Description of the task: Please copy the entries below word for word, leaving out any image.
Task material: Begin
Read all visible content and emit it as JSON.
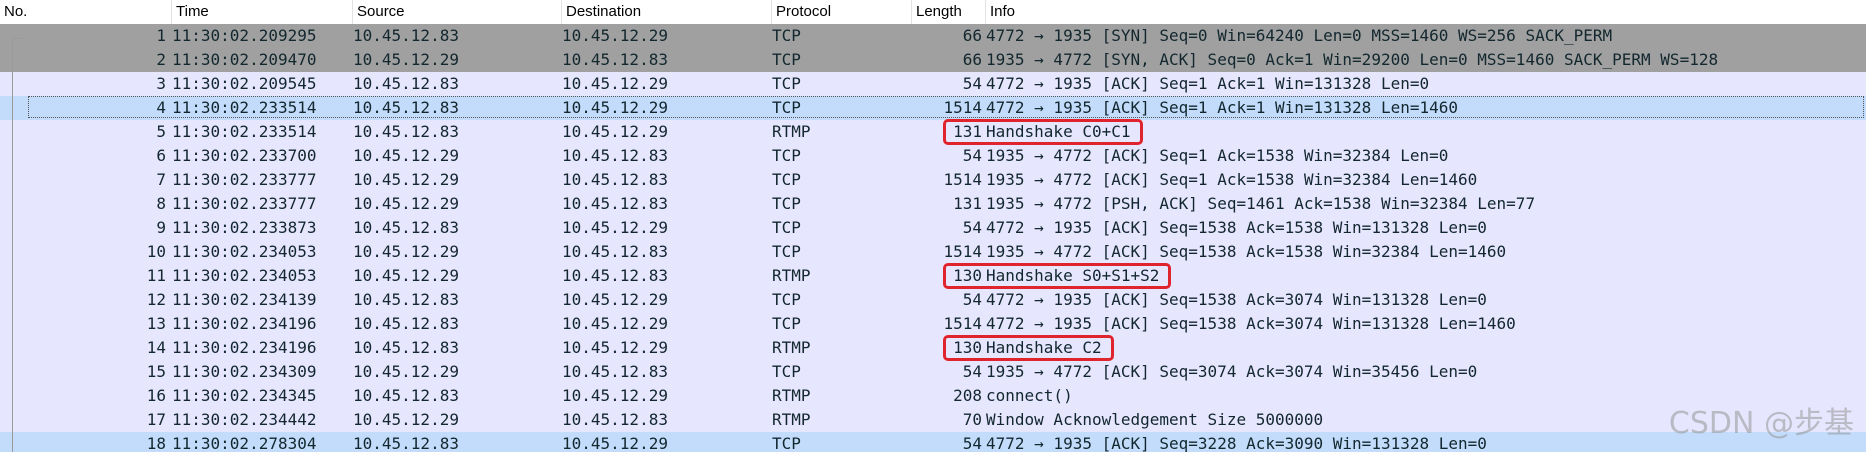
{
  "columns": [
    "No.",
    "Time",
    "Source",
    "Destination",
    "Protocol",
    "Length",
    "Info"
  ],
  "rows": [
    {
      "no": "1",
      "time": "11:30:02.209295",
      "src": "10.45.12.83",
      "dst": "10.45.12.29",
      "proto": "TCP",
      "len": "66",
      "info": "4772 → 1935 [SYN] Seq=0 Win=64240 Len=0 MSS=1460 WS=256 SACK_PERM",
      "style": "syn"
    },
    {
      "no": "2",
      "time": "11:30:02.209470",
      "src": "10.45.12.29",
      "dst": "10.45.12.83",
      "proto": "TCP",
      "len": "66",
      "info": "1935 → 4772 [SYN, ACK] Seq=0 Ack=1 Win=29200 Len=0 MSS=1460 SACK_PERM WS=128",
      "style": "syn"
    },
    {
      "no": "3",
      "time": "11:30:02.209545",
      "src": "10.45.12.83",
      "dst": "10.45.12.29",
      "proto": "TCP",
      "len": "54",
      "info": "4772 → 1935 [ACK] Seq=1 Ack=1 Win=131328 Len=0",
      "style": "normal"
    },
    {
      "no": "4",
      "time": "11:30:02.233514",
      "src": "10.45.12.83",
      "dst": "10.45.12.29",
      "proto": "TCP",
      "len": "1514",
      "info": "4772 → 1935 [ACK] Seq=1 Ack=1 Win=131328 Len=1460",
      "style": "sel"
    },
    {
      "no": "5",
      "time": "11:30:02.233514",
      "src": "10.45.12.83",
      "dst": "10.45.12.29",
      "proto": "RTMP",
      "len": "131",
      "info": "Handshake C0+C1",
      "style": "normal"
    },
    {
      "no": "6",
      "time": "11:30:02.233700",
      "src": "10.45.12.29",
      "dst": "10.45.12.83",
      "proto": "TCP",
      "len": "54",
      "info": "1935 → 4772 [ACK] Seq=1 Ack=1538 Win=32384 Len=0",
      "style": "normal"
    },
    {
      "no": "7",
      "time": "11:30:02.233777",
      "src": "10.45.12.29",
      "dst": "10.45.12.83",
      "proto": "TCP",
      "len": "1514",
      "info": "1935 → 4772 [ACK] Seq=1 Ack=1538 Win=32384 Len=1460",
      "style": "normal"
    },
    {
      "no": "8",
      "time": "11:30:02.233777",
      "src": "10.45.12.29",
      "dst": "10.45.12.83",
      "proto": "TCP",
      "len": "131",
      "info": "1935 → 4772 [PSH, ACK] Seq=1461 Ack=1538 Win=32384 Len=77",
      "style": "normal"
    },
    {
      "no": "9",
      "time": "11:30:02.233873",
      "src": "10.45.12.83",
      "dst": "10.45.12.29",
      "proto": "TCP",
      "len": "54",
      "info": "4772 → 1935 [ACK] Seq=1538 Ack=1538 Win=131328 Len=0",
      "style": "normal"
    },
    {
      "no": "10",
      "time": "11:30:02.234053",
      "src": "10.45.12.29",
      "dst": "10.45.12.83",
      "proto": "TCP",
      "len": "1514",
      "info": "1935 → 4772 [ACK] Seq=1538 Ack=1538 Win=32384 Len=1460",
      "style": "normal"
    },
    {
      "no": "11",
      "time": "11:30:02.234053",
      "src": "10.45.12.29",
      "dst": "10.45.12.83",
      "proto": "RTMP",
      "len": "130",
      "info": "Handshake S0+S1+S2",
      "style": "normal"
    },
    {
      "no": "12",
      "time": "11:30:02.234139",
      "src": "10.45.12.83",
      "dst": "10.45.12.29",
      "proto": "TCP",
      "len": "54",
      "info": "4772 → 1935 [ACK] Seq=1538 Ack=3074 Win=131328 Len=0",
      "style": "normal"
    },
    {
      "no": "13",
      "time": "11:30:02.234196",
      "src": "10.45.12.83",
      "dst": "10.45.12.29",
      "proto": "TCP",
      "len": "1514",
      "info": "4772 → 1935 [ACK] Seq=1538 Ack=3074 Win=131328 Len=1460",
      "style": "normal"
    },
    {
      "no": "14",
      "time": "11:30:02.234196",
      "src": "10.45.12.83",
      "dst": "10.45.12.29",
      "proto": "RTMP",
      "len": "130",
      "info": "Handshake C2",
      "style": "normal"
    },
    {
      "no": "15",
      "time": "11:30:02.234309",
      "src": "10.45.12.29",
      "dst": "10.45.12.83",
      "proto": "TCP",
      "len": "54",
      "info": "1935 → 4772 [ACK] Seq=3074 Ack=3074 Win=35456 Len=0",
      "style": "normal"
    },
    {
      "no": "16",
      "time": "11:30:02.234345",
      "src": "10.45.12.83",
      "dst": "10.45.12.29",
      "proto": "RTMP",
      "len": "208",
      "info": "connect()",
      "style": "normal"
    },
    {
      "no": "17",
      "time": "11:30:02.234442",
      "src": "10.45.12.29",
      "dst": "10.45.12.83",
      "proto": "RTMP",
      "len": "70",
      "info": "Window Acknowledgement Size 5000000",
      "style": "normal"
    },
    {
      "no": "18",
      "time": "11:30:02.278304",
      "src": "10.45.12.83",
      "dst": "10.45.12.29",
      "proto": "TCP",
      "len": "54",
      "info": "4772 → 1935 [ACK] Seq=3228 Ack=3090 Win=131328 Len=0",
      "style": "sel"
    }
  ],
  "highlighted_rows": [
    "5",
    "11",
    "14"
  ],
  "watermark": "CSDN @步基",
  "colors": {
    "row_default": "#e7e6ff",
    "row_syn": "#a0a0a0",
    "row_selected": "#c3dcfb",
    "highlight_box": "#e0242e",
    "text": "#12272e"
  }
}
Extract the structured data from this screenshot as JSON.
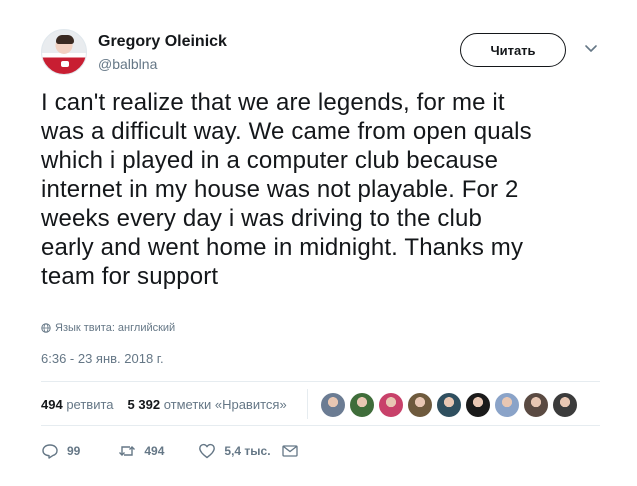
{
  "user": {
    "name": "Gregory Oleinick",
    "handle": "@balblna"
  },
  "follow_button": {
    "label": "Читать"
  },
  "tweet": {
    "text_lines": [
      "I can't realize that we are legends, for me it",
      "was a difficult way. We came from open quals",
      "which i played in a computer club because",
      "internet in my house was not playable. For 2",
      "weeks every day i was driving to the club",
      "early and went home in midnight. Thanks my",
      "team for support"
    ],
    "language_note": "Язык твита: английский",
    "timestamp": "6:36 - 23 янв. 2018 г."
  },
  "stats": {
    "retweets_count": "494",
    "retweets_label": "ретвита",
    "likes_count": "5 392",
    "likes_label": "отметки «Нравится»"
  },
  "likers": [
    {
      "name": "liker-1",
      "color": "#6b7c93"
    },
    {
      "name": "liker-2",
      "color": "#3f6d3a"
    },
    {
      "name": "liker-3",
      "color": "#c8416a"
    },
    {
      "name": "liker-4",
      "color": "#6e5a3d"
    },
    {
      "name": "liker-5",
      "color": "#2f4f5f"
    },
    {
      "name": "liker-6",
      "color": "#1a1a1a"
    },
    {
      "name": "liker-7",
      "color": "#8aa3c8"
    },
    {
      "name": "liker-8",
      "color": "#5a4a42"
    },
    {
      "name": "liker-9",
      "color": "#3b3b3b"
    }
  ],
  "actions": {
    "reply_count": "99",
    "retweet_count": "494",
    "like_count": "5,4 тыс."
  },
  "colors": {
    "text_primary": "#14171a",
    "text_secondary": "#657786",
    "divider": "#e6ecf0"
  },
  "icons": {
    "globe": "globe-icon",
    "reply": "reply-icon",
    "retweet": "retweet-icon",
    "like": "heart-icon",
    "message": "envelope-icon",
    "caret": "chevron-down-icon"
  }
}
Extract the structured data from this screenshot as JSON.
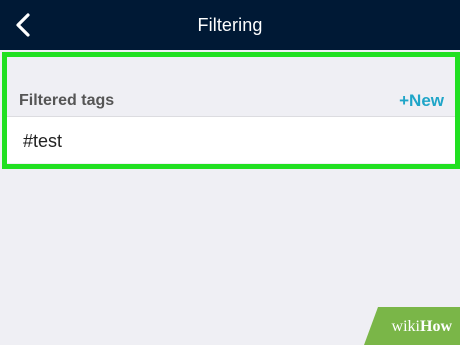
{
  "nav": {
    "title": "Filtering",
    "back_icon": "chevron-left-icon"
  },
  "section": {
    "title": "Filtered tags",
    "new_label": "+New"
  },
  "tags": [
    "#test"
  ],
  "watermark": {
    "wiki": "wiki",
    "how": "How"
  },
  "colors": {
    "nav_bg": "#001935",
    "page_bg": "#efeff4",
    "accent": "#1fa5c8",
    "highlight": "#21e021",
    "watermark_green": "#7ab648"
  }
}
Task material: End
Output for this task:
Read all visible content and emit it as JSON.
{
  "columns": [
    "No.",
    "Time",
    "Source",
    "Destination",
    "Protocol",
    "Length",
    "Info"
  ],
  "rows": [
    {
      "no": "1",
      "time": "11:30:02.209295",
      "src": "10.45.12.83",
      "dst": "10.45.12.29",
      "proto": "TCP",
      "len": "66",
      "info": "4772 → 1935 [SYN] Seq=0 Win=64240 Len=0 MSS=1460 WS=256 SACK_PERM",
      "style": "syn"
    },
    {
      "no": "2",
      "time": "11:30:02.209470",
      "src": "10.45.12.29",
      "dst": "10.45.12.83",
      "proto": "TCP",
      "len": "66",
      "info": "1935 → 4772 [SYN, ACK] Seq=0 Ack=1 Win=29200 Len=0 MSS=1460 SACK_PERM WS=128",
      "style": "syn"
    },
    {
      "no": "3",
      "time": "11:30:02.209545",
      "src": "10.45.12.83",
      "dst": "10.45.12.29",
      "proto": "TCP",
      "len": "54",
      "info": "4772 → 1935 [ACK] Seq=1 Ack=1 Win=131328 Len=0",
      "style": "normal"
    },
    {
      "no": "4",
      "time": "11:30:02.233514",
      "src": "10.45.12.83",
      "dst": "10.45.12.29",
      "proto": "TCP",
      "len": "1514",
      "info": "4772 → 1935 [ACK] Seq=1 Ack=1 Win=131328 Len=1460",
      "style": "sel"
    },
    {
      "no": "5",
      "time": "11:30:02.233514",
      "src": "10.45.12.83",
      "dst": "10.45.12.29",
      "proto": "RTMP",
      "len": "131",
      "info": "Handshake C0+C1",
      "style": "normal"
    },
    {
      "no": "6",
      "time": "11:30:02.233700",
      "src": "10.45.12.29",
      "dst": "10.45.12.83",
      "proto": "TCP",
      "len": "54",
      "info": "1935 → 4772 [ACK] Seq=1 Ack=1538 Win=32384 Len=0",
      "style": "normal"
    },
    {
      "no": "7",
      "time": "11:30:02.233777",
      "src": "10.45.12.29",
      "dst": "10.45.12.83",
      "proto": "TCP",
      "len": "1514",
      "info": "1935 → 4772 [ACK] Seq=1 Ack=1538 Win=32384 Len=1460",
      "style": "normal"
    },
    {
      "no": "8",
      "time": "11:30:02.233777",
      "src": "10.45.12.29",
      "dst": "10.45.12.83",
      "proto": "TCP",
      "len": "131",
      "info": "1935 → 4772 [PSH, ACK] Seq=1461 Ack=1538 Win=32384 Len=77",
      "style": "normal"
    },
    {
      "no": "9",
      "time": "11:30:02.233873",
      "src": "10.45.12.83",
      "dst": "10.45.12.29",
      "proto": "TCP",
      "len": "54",
      "info": "4772 → 1935 [ACK] Seq=1538 Ack=1538 Win=131328 Len=0",
      "style": "normal"
    },
    {
      "no": "10",
      "time": "11:30:02.234053",
      "src": "10.45.12.29",
      "dst": "10.45.12.83",
      "proto": "TCP",
      "len": "1514",
      "info": "1935 → 4772 [ACK] Seq=1538 Ack=1538 Win=32384 Len=1460",
      "style": "normal"
    },
    {
      "no": "11",
      "time": "11:30:02.234053",
      "src": "10.45.12.29",
      "dst": "10.45.12.83",
      "proto": "RTMP",
      "len": "130",
      "info": "Handshake S0+S1+S2",
      "style": "normal"
    },
    {
      "no": "12",
      "time": "11:30:02.234139",
      "src": "10.45.12.83",
      "dst": "10.45.12.29",
      "proto": "TCP",
      "len": "54",
      "info": "4772 → 1935 [ACK] Seq=1538 Ack=3074 Win=131328 Len=0",
      "style": "normal"
    },
    {
      "no": "13",
      "time": "11:30:02.234196",
      "src": "10.45.12.83",
      "dst": "10.45.12.29",
      "proto": "TCP",
      "len": "1514",
      "info": "4772 → 1935 [ACK] Seq=1538 Ack=3074 Win=131328 Len=1460",
      "style": "normal"
    },
    {
      "no": "14",
      "time": "11:30:02.234196",
      "src": "10.45.12.83",
      "dst": "10.45.12.29",
      "proto": "RTMP",
      "len": "130",
      "info": "Handshake C2",
      "style": "normal"
    },
    {
      "no": "15",
      "time": "11:30:02.234309",
      "src": "10.45.12.29",
      "dst": "10.45.12.83",
      "proto": "TCP",
      "len": "54",
      "info": "1935 → 4772 [ACK] Seq=3074 Ack=3074 Win=35456 Len=0",
      "style": "normal"
    },
    {
      "no": "16",
      "time": "11:30:02.234345",
      "src": "10.45.12.83",
      "dst": "10.45.12.29",
      "proto": "RTMP",
      "len": "208",
      "info": "connect()",
      "style": "normal"
    },
    {
      "no": "17",
      "time": "11:30:02.234442",
      "src": "10.45.12.29",
      "dst": "10.45.12.83",
      "proto": "RTMP",
      "len": "70",
      "info": "Window Acknowledgement Size 5000000",
      "style": "normal"
    },
    {
      "no": "18",
      "time": "11:30:02.278304",
      "src": "10.45.12.83",
      "dst": "10.45.12.29",
      "proto": "TCP",
      "len": "54",
      "info": "4772 → 1935 [ACK] Seq=3228 Ack=3090 Win=131328 Len=0",
      "style": "sel"
    }
  ],
  "highlighted_rows": [
    "5",
    "11",
    "14"
  ],
  "watermark": "CSDN @步基",
  "colors": {
    "row_default": "#e7e6ff",
    "row_syn": "#a0a0a0",
    "row_selected": "#c3dcfb",
    "highlight_box": "#e0242e",
    "text": "#12272e"
  }
}
Extract the structured data from this screenshot as JSON.
{
  "user": {
    "name": "Gregory Oleinick",
    "handle": "@balblna"
  },
  "follow_button": {
    "label": "Читать"
  },
  "tweet": {
    "text_lines": [
      "I can't realize that we are legends, for me it",
      "was a difficult way. We came from open quals",
      "which i played in a computer club because",
      "internet in my house was not playable. For 2",
      "weeks every day i was driving to the club",
      "early and went home in midnight. Thanks my",
      "team for support"
    ],
    "language_note": "Язык твита: английский",
    "timestamp": "6:36 - 23 янв. 2018 г."
  },
  "stats": {
    "retweets_count": "494",
    "retweets_label": "ретвита",
    "likes_count": "5 392",
    "likes_label": "отметки «Нравится»"
  },
  "likers": [
    {
      "name": "liker-1",
      "color": "#6b7c93"
    },
    {
      "name": "liker-2",
      "color": "#3f6d3a"
    },
    {
      "name": "liker-3",
      "color": "#c8416a"
    },
    {
      "name": "liker-4",
      "color": "#6e5a3d"
    },
    {
      "name": "liker-5",
      "color": "#2f4f5f"
    },
    {
      "name": "liker-6",
      "color": "#1a1a1a"
    },
    {
      "name": "liker-7",
      "color": "#8aa3c8"
    },
    {
      "name": "liker-8",
      "color": "#5a4a42"
    },
    {
      "name": "liker-9",
      "color": "#3b3b3b"
    }
  ],
  "actions": {
    "reply_count": "99",
    "retweet_count": "494",
    "like_count": "5,4 тыс."
  },
  "colors": {
    "text_primary": "#14171a",
    "text_secondary": "#657786",
    "divider": "#e6ecf0"
  },
  "icons": {
    "globe": "globe-icon",
    "reply": "reply-icon",
    "retweet": "retweet-icon",
    "like": "heart-icon",
    "message": "envelope-icon",
    "caret": "chevron-down-icon"
  }
}
Extract the structured data from this screenshot as JSON.
{
  "nav": {
    "title": "Filtering",
    "back_icon": "chevron-left-icon"
  },
  "section": {
    "title": "Filtered tags",
    "new_label": "+New"
  },
  "tags": [
    "#test"
  ],
  "watermark": {
    "wiki": "wiki",
    "how": "How"
  },
  "colors": {
    "nav_bg": "#001935",
    "page_bg": "#efeff4",
    "accent": "#1fa5c8",
    "highlight": "#21e021",
    "watermark_green": "#7ab648"
  }
}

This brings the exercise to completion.